Consider Western Europe--the only part of the West to exist then--in 1492 (from Admiral of the Ocean Sea, pp. 3-5):
At the end of the year 1492 most men in Western Europe felt exceedingly gloomy about the future. Christian civilization appeared to be shrinking in area and dividing into hostile units as its sphere contracted. For over a century there had been no important advance in natural science, and registration in the universities dwindled as the instruction they offered became increasingly jejune and lifeless. Institutions were decaying, well-meaning people were growing cynical or desperate, and many intelligent men, for want of something better to do, were endeavoring to escape the present through studying the pagan past. ...
Throughout Western Europe he general feeling was one of profound disillusion, cynical pessimism and black despair. ...
Yet, even as the chroniclers of Nurenberg were correcting their proofs proofs from Koberger's press [which saw Judgment Day imminent], a Spanish caravel named Nina scudded before a winter gale into Lisbon, with news of a discovery that was to five old Europe another chance. In a few years we find the mental picture completely changed. ... "A new envisagement of the world has begun, and men are no longer sighing after the imaginary golden age that lay in the distant past, but speculating as to the golden age that might possibly lie in the oncoming future."
I'd be tempted to compare this closely to current thinking in Western Europe:
Rome’s problem, like so many other places in Europe, is that it has essentially become a theme park, heavily dependent on tourism but contributing next to nothing to the sum total of human knowledge or prosperity these days. Far too many Europeans are content to snooze the rest of their lives and cultures away; meanwhile, beasts like ISIS are licking their chops. Scenes from the ruins of Christian civilization[.]
But the picture of despair in 1492 is so much worse than today, which is not so much hopelessness about the threats but willful ignorance:
The blood of the likes of Charles Martel no longer runs in the veins of today’s café-dwelling Europeans. They sip coffee and their (excellent) wine and, in Spain, drink their bizarre cerveza/lemonade and rioja/Coca-Cola combinations, oblivious to what’s coming. Perhaps it’s mere ignorance, perhaps it’s a choice. It will end the same way regardless—in blood. When the time comes to choose between picking up a rifle and dying, we’ll find out if the human instinct for self-preservation has successfully been bred out of the men of Europe. I know where I’m putting my money.
I'd bet my money differently:
Europe has a bloody history and talk of how Europeans have lost the ability to fight is short-sighted.
Ours is only the latest generation to imagine that brutal warfare is a relic of the past. In 1851, Edward Creasy wrote, "It is an honorable characteristic of the spirit of this age, that projects of violence and warfare are regarded among civilized states with gradually increasing aversion."
He could write that conclusion since no major European war convulsed the continent since 1815. Yet 36 years without war did not mean that Europeans were permanently pacifists despite that growing aversion in civilized states.
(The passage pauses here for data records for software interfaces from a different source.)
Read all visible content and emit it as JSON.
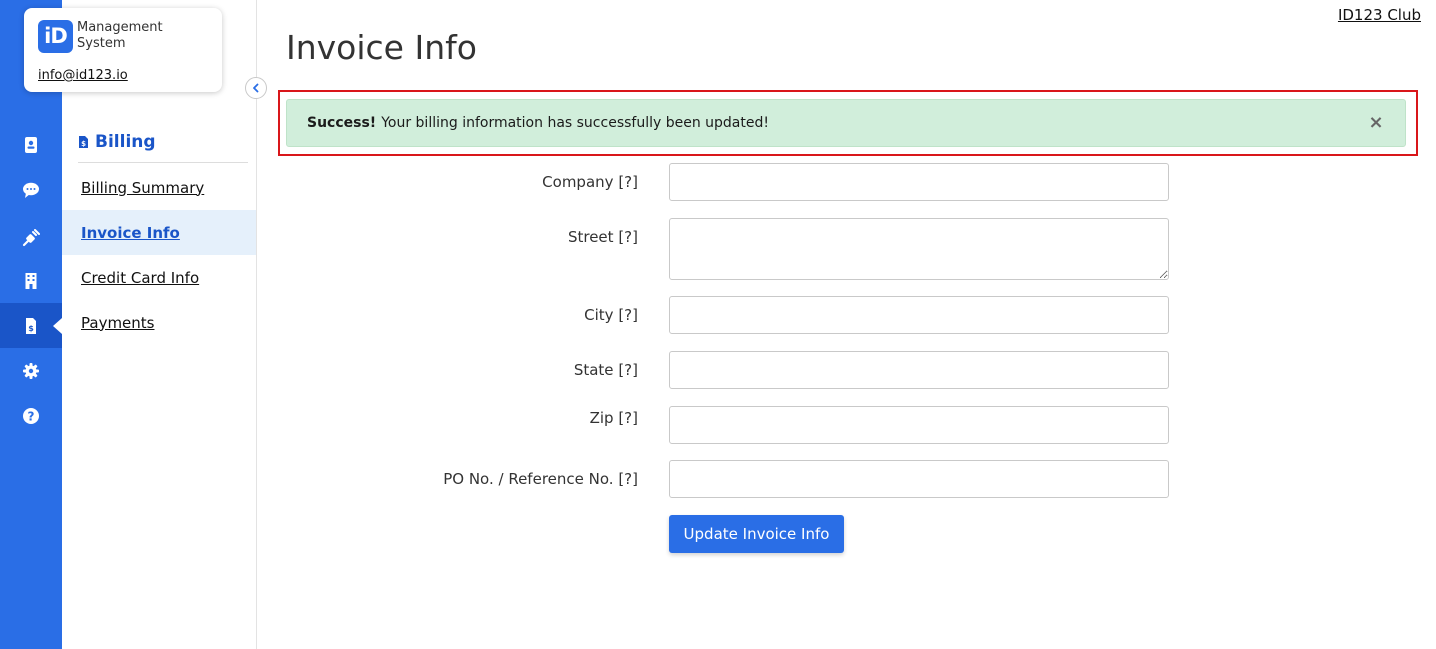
{
  "brand": {
    "logo_text": "iD",
    "name_line1": "Management",
    "name_line2": "System",
    "email": "info@id123.io"
  },
  "rail": {
    "icons": [
      {
        "name": "id-card-icon"
      },
      {
        "name": "chat-icon"
      },
      {
        "name": "plug-icon"
      },
      {
        "name": "building-icon"
      },
      {
        "name": "billing-icon",
        "active": true
      },
      {
        "name": "gear-icon"
      },
      {
        "name": "help-icon"
      }
    ]
  },
  "sidebar": {
    "section_title": "Billing",
    "items": [
      {
        "label": "Billing Summary"
      },
      {
        "label": "Invoice Info",
        "active": true
      },
      {
        "label": "Credit Card Info"
      },
      {
        "label": "Payments"
      }
    ]
  },
  "header": {
    "club_link": "ID123 Club",
    "page_title": "Invoice Info"
  },
  "alert": {
    "strong": "Success!",
    "message": "Your billing information has successfully been updated!",
    "close": "×"
  },
  "form": {
    "fields": [
      {
        "label": "Company",
        "help": "[?]",
        "value": ""
      },
      {
        "label": "Street",
        "help": "[?]",
        "value": ""
      },
      {
        "label": "City",
        "help": "[?]",
        "value": ""
      },
      {
        "label": "State",
        "help": "[?]",
        "value": ""
      },
      {
        "label": "Zip",
        "help": "[?]",
        "value": ""
      },
      {
        "label": "PO No. / Reference No.",
        "help": "[?]",
        "value": ""
      }
    ],
    "submit_label": "Update Invoice Info"
  },
  "colors": {
    "rail": "#2a6ee6",
    "rail_active": "#1a55c8",
    "alert_bg": "#d1eedb",
    "highlight": "#d9161a"
  }
}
The Crimean War of 1853-1856, the Austro-Prussian War of 1866, the Franco-Prussian War of 1870-71, and the Great War (though they still had the honorable spirit of the age to believe it was the war to end all wars. Only later would it be World War I.) were yet to come. The Russians and Turks went at it yet again in that time, too.
Europe will return from their vacation on Venus, if pushed enough.
And the military balance is tilted in Western Europe's favor (if ill-deployed) compared to the forces that push on their borders from the south and east. It is only the will to resist that pushing that is lacking--not the ability to do so.
Most important, America is no longer a hope for the future, but a fact of life in sustaining the West.
Yet if the Europe of 2015, content to enjoy what was built before them, is not hopeless in its view of the future, is it on the way to hopelessness?
And what could revive Europe's hope for a better future? Could new frontiers in the Solar System provide that spark?
Or must something else akin to new worlds be found right here?
I just don't believe that the West is doomed. As strategic planners would agree, while intent is highly changeable, capabilities are more predictable. Europe could change as it has changed before.